Mentions: An experiment was performed to investigate autoantibody reactivity to the recombinant canine adrenal antigens with sera from dogs affected with hypoadrenocorticism (n = 20). These dogs were selected from all the samples collected based on blood sampling within three months of diagnosis, and covered a range of breeds, ages and sex. Control dogs (n = 4) had no known history of endocrinopathy, autoimmune disease or neoplasia.
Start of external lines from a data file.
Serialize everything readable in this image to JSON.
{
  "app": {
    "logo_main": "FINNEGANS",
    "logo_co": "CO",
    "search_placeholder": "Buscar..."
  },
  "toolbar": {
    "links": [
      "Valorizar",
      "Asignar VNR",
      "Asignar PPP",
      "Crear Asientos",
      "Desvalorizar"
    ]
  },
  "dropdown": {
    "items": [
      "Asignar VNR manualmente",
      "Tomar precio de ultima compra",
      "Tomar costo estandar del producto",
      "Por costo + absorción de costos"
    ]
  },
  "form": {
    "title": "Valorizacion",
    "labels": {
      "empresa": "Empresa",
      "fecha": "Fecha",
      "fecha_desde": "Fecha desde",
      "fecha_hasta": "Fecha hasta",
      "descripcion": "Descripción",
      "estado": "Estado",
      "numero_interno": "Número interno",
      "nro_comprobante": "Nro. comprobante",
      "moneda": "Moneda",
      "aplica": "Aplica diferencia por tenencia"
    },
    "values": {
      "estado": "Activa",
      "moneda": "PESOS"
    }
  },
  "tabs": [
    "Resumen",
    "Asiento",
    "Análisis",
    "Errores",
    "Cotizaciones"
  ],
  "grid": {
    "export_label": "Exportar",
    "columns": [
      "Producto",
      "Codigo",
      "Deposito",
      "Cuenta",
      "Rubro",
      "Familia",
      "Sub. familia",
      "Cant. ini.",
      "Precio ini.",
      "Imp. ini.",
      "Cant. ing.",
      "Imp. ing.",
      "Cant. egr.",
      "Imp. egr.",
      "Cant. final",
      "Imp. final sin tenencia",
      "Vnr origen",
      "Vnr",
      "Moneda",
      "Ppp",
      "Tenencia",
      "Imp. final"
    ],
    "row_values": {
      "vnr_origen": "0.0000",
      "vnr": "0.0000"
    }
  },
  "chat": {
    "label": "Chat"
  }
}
No difference in immunoreactivity was seen, comparing cases and controls for 21-OH, 17-OH and 3βHSD (Fig 2A–2C). In contrast, reactivity to P450scc was seen in a proportion of cases (Fig 2D), using the mean + 3SD CPM of the control values as the threshold for positivity. Five cases of hypoadrenocorticism were considered to be P450scc autoantibody positive, consisting of a German shepherd dog, beagle, lurcher, Great Dane and Polish lowland sheepdog, with an age of onset between 1 year and 4 years 7 months and comprising three females and two males.
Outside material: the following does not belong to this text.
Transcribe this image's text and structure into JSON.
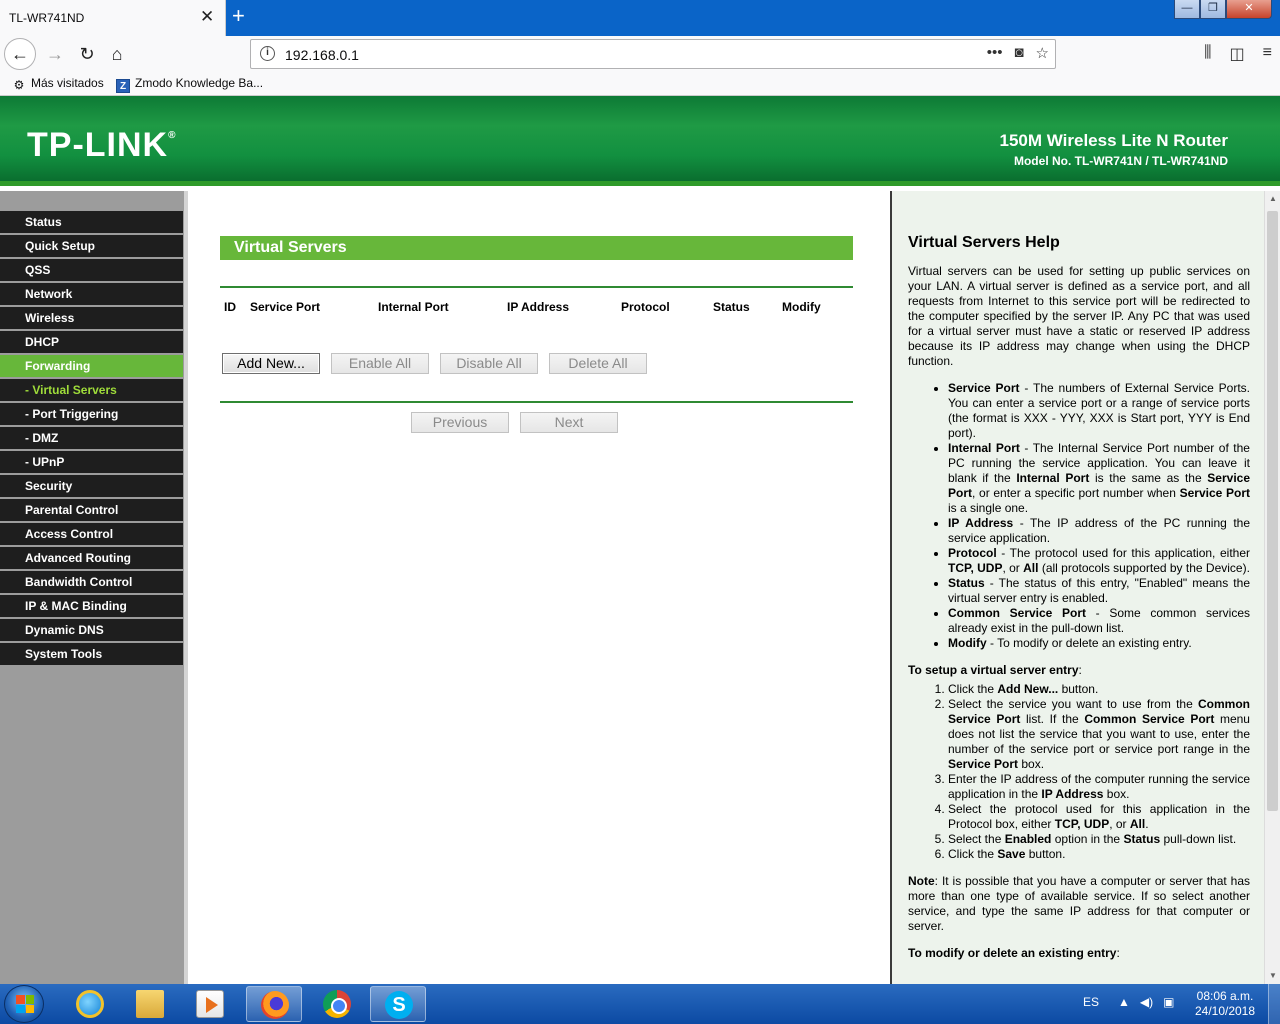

Bottom Line: In humans with autoimmune Addison's disease (AAD) or autoimmune polyendocrine syndrome (APS), circulating autoantibodies have been demonstrated against enzymes associated with adrenal steroid synthesis.Sex was significantly associated with the presence of P450scc autoantibodies in the case population, with 30% of females testing positive compared with 17% of males (p = 0.037).Significant associations with breed (p = 0.015) and DLA-type (DQA1*006:01 allele; p = 0.017) were also found.

View Article: PubMed Central - PubMed

Affiliation: The Royal (Dick) School of Veterinary Studies, University of Edinburgh, Easter Bush Campus, Midlothian, United Kingdom.

ABSTRACT
Canine hypoadrenocorticism likely arises from immune-mediated destruction of adrenocortical tissue, leading to glucocorticoid and mineralocorticoid deficiency. In humans with autoimmune Addison's disease (AAD) or autoimmune polyendocrine syndrome (APS), circulating autoantibodies have been demonstrated against enzymes associated with adrenal steroid synthesis. The current study investigates autoantibodies against steroid synthesis enzymes in dogs with spontaneous hypoadrenocorticism. Coding regions of canine CYP21A2 (21-hydroxylase; 21-OH), CYP17A1 (17-hydroxylase; 17-OH), CYP11A1 (P450 side-chain cleavage enzyme; P450scc) and HSD3B2 (3β hydroxysteroid dehydrogenase; 3βHSD) were amplified, cloned and expressed as 35S-methionine radiolabelled recombinant protein. In a pilot study, serum samples from 20 dogs with hypoadrenocorticism and four unaffected control dogs were screened by radio-immunoprecipitation assay. There was no evidence of reactivity against 21-OH, 17-OH or 3βHSD, but five dogs with hypoadrenocorticism showed immunoreactivity to P450scc compared with controls. Serum samples were subsequently obtained from 213 dogs diagnosed with hypoadrenocorticism and 110 dogs from a hospital control population. Thirty control dogs were randomly selected to establish a threshold for antibody positivity (mean + 3 × standard deviation). Dogs with hypoadrenocorticism were more likely to be P450scc autoantibody positive than hospital controls (24% vs. 1.2%, respectively; p = 0.0016). Sex was significantly associated with the presence of P450scc autoantibodies in the case population, with 30% of females testing positive compared with 17% of males (p = 0.037). Significant associations with breed (p = 0.015) and DLA-type (DQA1*006:01 allele; p = 0.017) were also found. This cross-sectional study indicates that P450scc autoantibodies are present in a proportion of dogs affected with hypoadrenocorticism.

Show MeSH
Related in: MedlinePlus